Utilitarianism can be delineated as the uncertainties surrounding the ethical issues. Rule utilitarian investigates the individual actions, carried out as per the regulations implemented deliberately to foster the utmost utility (McCloskey 2017). Act utilitarian, on the other hand, focuses on analyzing regulations superseding action. The rights of an individual can be defined as deontology. Through the implication of this philosophy, businesses can pledge equal respect for everyone associated with the work. One of the significant philosophies often used in ethical decision-making is deontology (Drahos 2016). Woolworths has not taken all measures effectively to avoid such copyright issue. Relativist perspective can be defined as how groups and individuals use their experience to manage ethical behaviour. Virtual ethics assume that conformists should follow the ethical guideline in a specific context. Justice is another moral philosophy that promotes fairness in the ethical decision-making process (Goodpaster 2015). In the selected case scenario, neither Woolworths nor Ubuntu Baba’s founder and product designer has involved any legal bodies to resolve the issue, which I think is a major ethical concern surrounding the particular matter. It is not the first time that Woolworths has been accused of copying product design or idea. Therefore, it is significant for the large retailer to follow moral philosophies in their decision-making in order to avoid such allegation in future and maintain a good reputed brand image in the domestic and international market.
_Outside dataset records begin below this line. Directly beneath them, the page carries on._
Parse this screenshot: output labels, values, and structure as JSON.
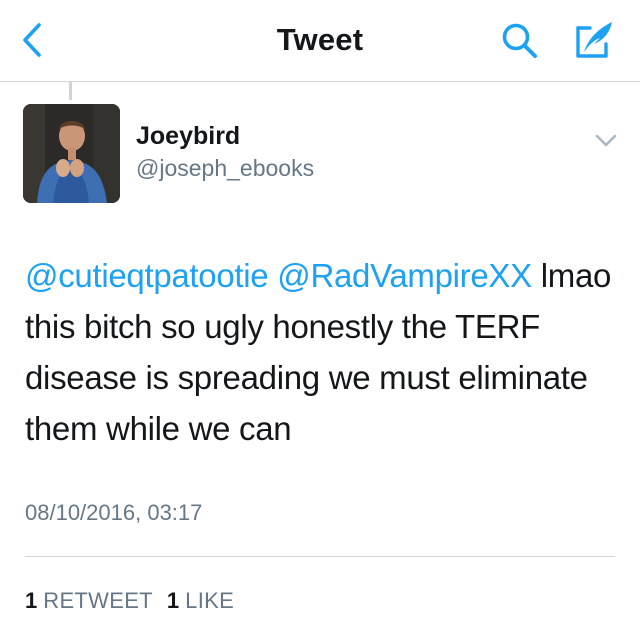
{
  "nav": {
    "title": "Tweet",
    "back_icon": "chevron-left-icon",
    "search_icon": "search-icon",
    "compose_icon": "compose-quill-icon",
    "accent_color": "#1da1f2"
  },
  "tweet": {
    "display_name": "Joeybird",
    "handle": "@joseph_ebooks",
    "mention_1": "@cutieqtpatootie",
    "mention_2": "@RadVampireXX",
    "body": "lmao this bitch so ugly honestly the TERF disease is spreading we must eliminate them while we can",
    "timestamp": "08/10/2016, 03:17",
    "caret_icon": "chevron-down-icon"
  },
  "stats": {
    "retweets_count": "1",
    "retweets_label": "RETWEET",
    "likes_count": "1",
    "likes_label": "LIKE"
  }
}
By analyzing the case study, it can be assessed that Woolworths did not follow the legal guideline in their major functions, including product design, processing and supply. In my personal opinion, Shannon McLaughlin should have lodged the issue to the legal bodies to be compensated from Woolworths. Despite being a large corporate, Woolworths was alleged to have copied the design and colours of the Ubuntu Baba baby carriers, designed by a founder and designer of a small company. Such allegation against Woolworth indicates that the company fails to follow its corporate objective of facilitating small-sized local enterprise to grow in the domestic market.